Our Conservative Government was shocked that we were only learning of it three years after the pardon was granted without our consent. Since then, the country has been further dismayed to learn that the parole board grants pardons to 99 percent of those who apply for one, regardless of the severity of their crimes.
This week, my colleague, Public Safety Minister Vic Toews, introduced legislation in the House of Commons to eliminate pardons for serious crimes and to revamp the current system.
Currently, the “pardon” system implies that what the offender did is somehow okay, or is forgiven, or that the harm done has somehow disappeared. Yet victims, like those of Graham James, will tell you that they struggle to live with what was done to them every day.
Our proposed legislation would replace pardons with “record suspensions” which would be granted in more limited circumstances.
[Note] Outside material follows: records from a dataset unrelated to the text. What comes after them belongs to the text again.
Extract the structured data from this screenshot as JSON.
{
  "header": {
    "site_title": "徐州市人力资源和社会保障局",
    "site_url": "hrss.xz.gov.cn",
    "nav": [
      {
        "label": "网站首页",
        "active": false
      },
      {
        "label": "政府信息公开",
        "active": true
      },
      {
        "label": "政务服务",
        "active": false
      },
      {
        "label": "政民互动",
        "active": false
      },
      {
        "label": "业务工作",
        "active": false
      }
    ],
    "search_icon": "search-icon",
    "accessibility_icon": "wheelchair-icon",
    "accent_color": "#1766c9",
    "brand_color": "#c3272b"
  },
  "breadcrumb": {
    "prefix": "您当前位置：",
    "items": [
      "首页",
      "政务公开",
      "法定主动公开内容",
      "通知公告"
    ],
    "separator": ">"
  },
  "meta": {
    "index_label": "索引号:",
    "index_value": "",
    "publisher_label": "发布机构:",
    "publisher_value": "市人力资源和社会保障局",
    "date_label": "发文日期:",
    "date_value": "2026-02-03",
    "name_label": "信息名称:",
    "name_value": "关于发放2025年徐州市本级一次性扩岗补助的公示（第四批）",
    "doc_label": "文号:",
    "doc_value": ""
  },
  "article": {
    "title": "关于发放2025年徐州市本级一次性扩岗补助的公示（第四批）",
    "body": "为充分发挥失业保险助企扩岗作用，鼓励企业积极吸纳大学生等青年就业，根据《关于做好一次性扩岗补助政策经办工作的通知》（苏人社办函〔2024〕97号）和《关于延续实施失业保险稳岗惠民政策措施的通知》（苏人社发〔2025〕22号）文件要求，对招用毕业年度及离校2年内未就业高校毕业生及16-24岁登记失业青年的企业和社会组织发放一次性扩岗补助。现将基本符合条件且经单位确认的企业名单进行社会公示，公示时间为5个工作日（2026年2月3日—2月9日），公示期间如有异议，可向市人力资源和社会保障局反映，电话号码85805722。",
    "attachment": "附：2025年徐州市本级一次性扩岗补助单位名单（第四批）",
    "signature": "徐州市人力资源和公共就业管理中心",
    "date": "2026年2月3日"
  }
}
Anyone convicted of a sex offence against a child would be permanently ineligible for a record suspension. Those convicted of more than three indictable offences would also be permanently ineligible. In all other cases, Bill C-23 would increase the time an offender would have to wait to apply for a record suspension.
We are currently calling upon the opposition parties to act swiftly to protect our children and communities, and to better reflect Canadians’ natural sense of justice, by passing this legislation as quickly as possible.
Another development in the courts this week also highlighted the need for our Conservative Government’s Youth Criminal Justice legislation to be passed.
Two youths who savagely beat an Ottawa hockey rink volunteer, and a hockey player who tried to come to his aid, were sentenced to just 20 months in jail. With credit for time served (another loophole in our justice system targeted by our Government for reform), one of the convicted youths will be released after just 21 more days of "open custody and community supervision"! The other youth received an additional eight-and-a-half months of this so-called "sentence".
The open-custody facility that netted the youths ‘extra credit’ for time served allowed at least one of them to go to movies, bowl and play golf.
Meanwhile, their first victim is permanently brain-damaged and now requires a cane to walk. The player who tried to help him had his orbital bone broken in three places and had two of his teeth knocked out.
Under Bill C-4, our Conservative Government is proposing, among other measures, to require the courts to consider adult sentences for youth convicted of the most serious crimes, including murder, attempted murder, manslaughter and aggravated assault.
Yes, it is important to offer the opportunity for rehabilitation to those who want it or are capable of being rehabilitated and contributing to society AFTER they’ve served their time. However, above all, a "JUSTICE" system must also hold criminals accountable for their actions and keep our communities safe.